Blender does have support for OpenCL GPU rendering though, and such results should indeed be significantly better. It


Results with OpenCL are significantly better.  

 My 4 year old graphics card renders twelve times faster than the four cores in my pc.

 That makes this whole benchmark stupid and pathetic trolling.

 In the real world, no one will use 3D software that runs only on the CPU, and wait, when the GPU is able to render the scene almost immediately.
 

Offline Linde

Re: Linux PowerPC Blender benchmark
« Reply #14 on: May 04, 2012, 11:22:10 AM »
Quote from: ppcamiga1;691555
Results with OpenCL are significantly better.  

 My 4 year old graphics card renders twelve times faster than the four cores in my pc.

 That makes this whole benchmark stupid and pathetic trolling.

 In the real world, no one will use 3D software that runs only on the CPU, and wait, when the GPU is able to render the scene almost immediately.
You are missing the point, so don't be a dick about it. The benchmark makes a perfetly valid comparison of the different architectures. The fact that you can do it faster on a graphics card is completely irrelevant when stacking these numbers up against eachother.
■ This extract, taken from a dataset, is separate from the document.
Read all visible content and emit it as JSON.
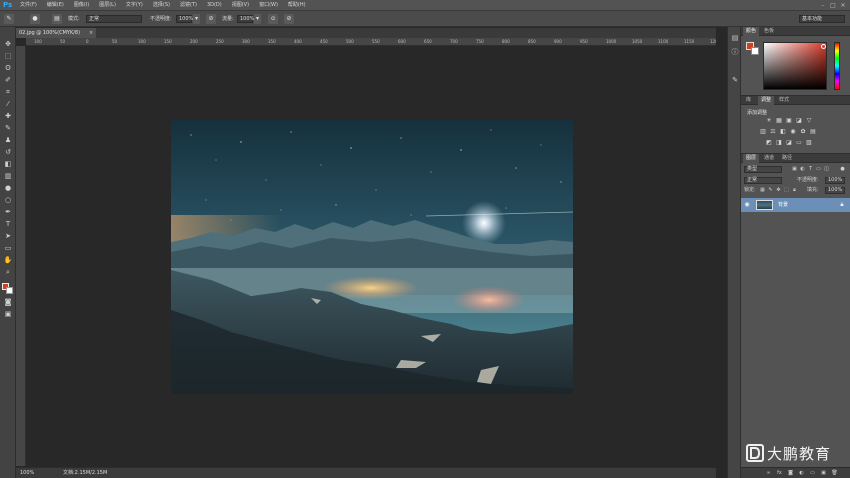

If we are going to approach this from a "real world" angle, you might as well just download a pre-rendered picture of the test scene in question, since that will probably be more effective than most other solutions.